The effects of posttraumatic stress disorder (PTSD) on patients’ mental health and well-being has been increasingly recognized. However, PTSD also increases risk of developing cardiovascular disease and hypertension. Understanding how PTSD causes these effects on the cardiovascular system could lead to new and more effective treatments.
Jeanie Park, MD, MS, Staff Nephrologist at the Atlanta VA, is a hypertension specialist and translational researcher. Her laboratory studies the regulation of the sympathetic nervous system in patients at increased cardiovascular disease risk, including those with chronic kidney disease, hypertension, and PTSD. Dr. Park’s research indicates that overactivation of the sympathetic nervous system (SNS), which is responsible for the body’s “fight or flight response”, may contribute to increased cardiovascular risk in PTSD patients. In these studies, Dr. Park’s team directly measured sympathetic nerve activity in muscles of veterans with PTSD. These measurements were made at rest and following mental stress.

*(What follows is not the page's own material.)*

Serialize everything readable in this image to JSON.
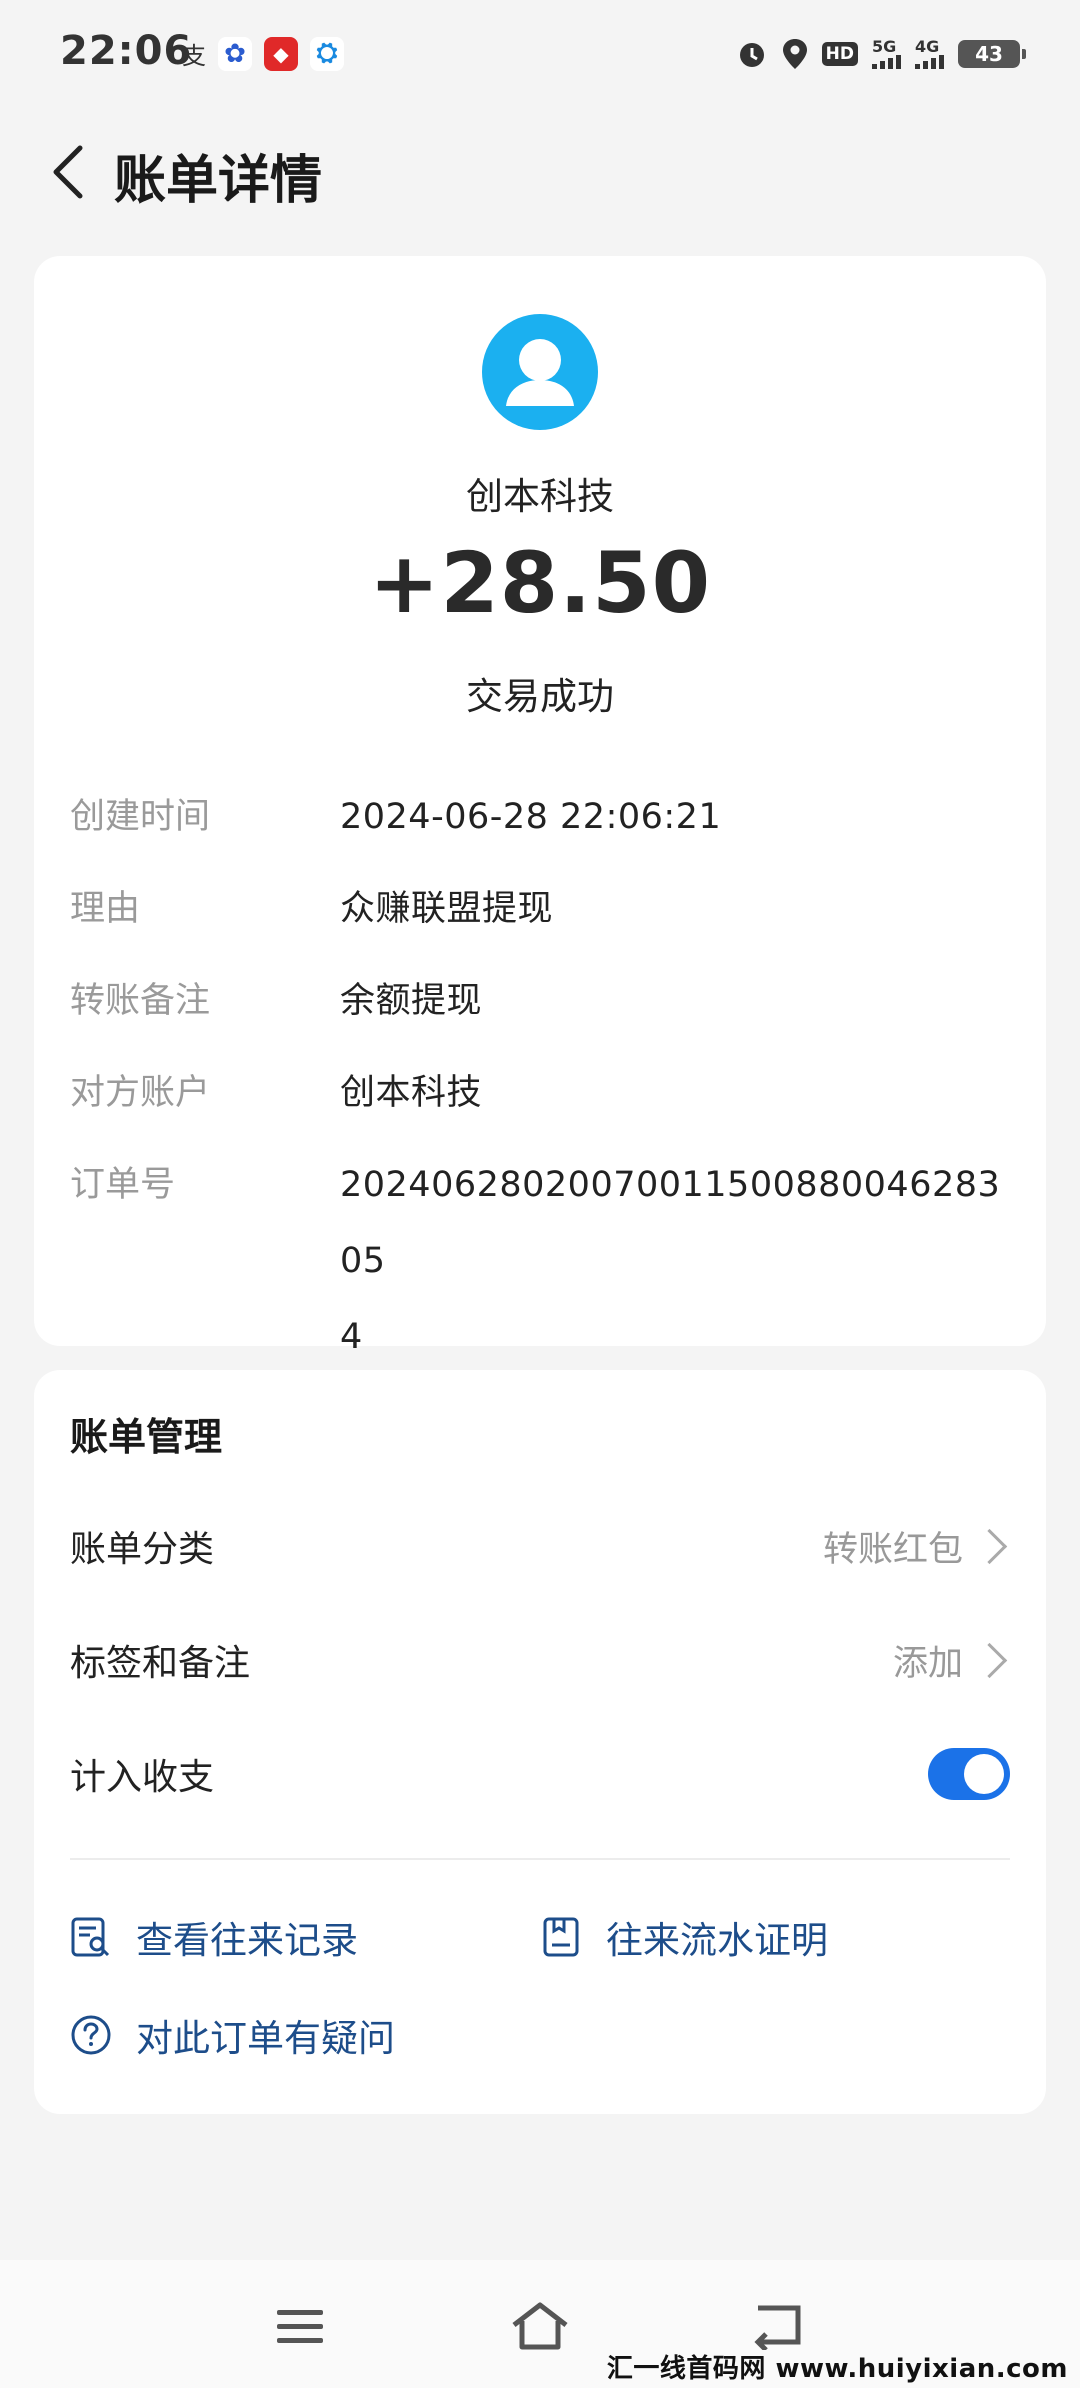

As an additional measure of sympathetic nervous system activity, the research team also made sophisticated analyses of blood pressure responses to selected drugs.
Results showed that PTSD patients have exaggerated SNS reactivity during mental stress. This increased reactivity has been linked to increased risk of hypertension and cardiovascular disease. They further showed that device-guided slow breathing exercises acutely lower blood pressure and SNS reactivity in patients with PTSD. Clinical trials to assess potential long-term benefits of lowering SNS reactivity are ongoing.
These exciting studies provide new insights into how increased SNS activity may increase cardiovascular risk in PTSD patients. These studies also illustrate how improved understanding of complex disorders can uncover new and more effective treatments.
Recent publications related to this research:
Fonkoue IT, Norrholm SD, Marvar PJ, Li Y, Kankam ML, Park J. Elevated Resting Blood Pressure Augments Autonomic Imbalance in Posttraumatic Stress Disorder (PTSD). Am J Physiol Regul Integr Comp Physiol. 2018 Dec 1;315(6): R1272-R1280
Fonkoue I, Le N, Kankam M, DaCosta D, Jones T, Marvar P, Park J. Sympathoexcitation and Impaired Arterial Baroreflex Sensitivity are Linked to Vascular Inflammation in Individuals with Elevated Resting Blood Pressure. Physiol Rep. 2019 Apr;7(7):e14057. PMCID: PMC6456445